During World War II, the port was at the disposal of the military and over the subsequent years of Soviet occupation very little development work was done. In the 1980s, the construction of an oil quay was completed as set out in plans. The 1990s were the most intense period of change for Roomassaare, when Tallinn Port began operating the facilities after Estonia regained its independence. That was when the yacht harbour was built and the first stage of the reconstruction of the cargo port was completed. In 1994, the Saarte Liinid state enterprise was assigned to manage Roomassaare Port. New cargo quays were built, the port area was expanded and the yacht harbour was fully developed.

Roomassaare Port was the largest port in Saaremaa at the beginning of the 20th century, and the city of Kuressaare earned revenue from the fees charged on the road between the port and the city. It is interesting to know that the revenue received was used as the annual salary of the mayor.

Roomassaare Port in the 1920s and 1930s.

Foto: Estonian Maritime Museum

In the 1920s and 1930s, a narrow-gauge railway connected Roomassaare Port and the city of Kuressaare. The railroad had been built during the German occupation (1917-1918) and remained in use until 1940.

The port during the Soviet occupation

Foto: Estonian Maritime Museum

During the Soviet occupation, the installation of a crane with a 10-tonne lifting capacity in 1951 was an important step in the development of the port.

Roomassaare Port in 2013

Foto: Kai Laanmets

In 2013, Roomassaare Port hosted the Tall Ships' Races sailing competition for the first time.

Roomassaare Port at the end of the 1990s

Foto: Estonian Maritime Museum

Aerial photo of Roomassaare Port at the end of the 1990s.

Roomassaare port in 2010

Foto: Estonian Maritime Museum

2010, Roomassaare cargo port in the forefront, the yacht harbour in the background.

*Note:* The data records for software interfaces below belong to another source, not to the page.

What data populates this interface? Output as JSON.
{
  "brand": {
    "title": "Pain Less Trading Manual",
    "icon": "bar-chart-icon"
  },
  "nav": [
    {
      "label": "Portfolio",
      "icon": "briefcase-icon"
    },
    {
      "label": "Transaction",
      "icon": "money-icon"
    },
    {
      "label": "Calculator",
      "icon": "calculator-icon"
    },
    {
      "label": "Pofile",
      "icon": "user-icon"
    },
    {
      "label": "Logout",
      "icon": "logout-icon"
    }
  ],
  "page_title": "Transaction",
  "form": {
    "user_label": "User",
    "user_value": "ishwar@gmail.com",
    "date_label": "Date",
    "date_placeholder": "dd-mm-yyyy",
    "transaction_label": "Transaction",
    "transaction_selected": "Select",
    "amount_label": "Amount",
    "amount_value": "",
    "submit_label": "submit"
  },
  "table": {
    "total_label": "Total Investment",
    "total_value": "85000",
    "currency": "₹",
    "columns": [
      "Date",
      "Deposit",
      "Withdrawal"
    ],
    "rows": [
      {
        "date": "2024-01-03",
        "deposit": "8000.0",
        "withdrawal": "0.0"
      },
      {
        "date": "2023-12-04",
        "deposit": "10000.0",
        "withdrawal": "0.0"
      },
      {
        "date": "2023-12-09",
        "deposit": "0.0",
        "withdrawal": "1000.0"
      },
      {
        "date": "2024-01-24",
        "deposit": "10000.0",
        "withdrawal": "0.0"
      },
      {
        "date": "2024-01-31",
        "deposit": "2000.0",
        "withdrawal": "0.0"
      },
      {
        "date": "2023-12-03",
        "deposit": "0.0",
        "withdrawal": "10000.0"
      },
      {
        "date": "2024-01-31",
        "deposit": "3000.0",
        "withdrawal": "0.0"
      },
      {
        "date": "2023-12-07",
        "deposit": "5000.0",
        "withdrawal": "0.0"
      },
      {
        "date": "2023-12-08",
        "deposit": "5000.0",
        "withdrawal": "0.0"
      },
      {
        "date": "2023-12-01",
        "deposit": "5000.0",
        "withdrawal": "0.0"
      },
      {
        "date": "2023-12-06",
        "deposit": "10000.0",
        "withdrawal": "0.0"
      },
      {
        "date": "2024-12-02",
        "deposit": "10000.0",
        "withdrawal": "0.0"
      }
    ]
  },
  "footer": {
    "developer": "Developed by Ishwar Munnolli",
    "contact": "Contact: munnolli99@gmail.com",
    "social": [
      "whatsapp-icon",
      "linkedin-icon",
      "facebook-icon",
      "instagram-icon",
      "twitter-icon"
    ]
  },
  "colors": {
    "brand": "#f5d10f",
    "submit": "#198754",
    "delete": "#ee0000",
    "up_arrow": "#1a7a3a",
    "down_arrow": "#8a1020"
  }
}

The main cargo port of Saaremaa, with timber and peat moss as the main export goods.

Roomassaare port in 2012

Foto: Estonian Maritime Museum

A view to Roomassaare port buildings in 2012. The buildings were completed in 1998-2002.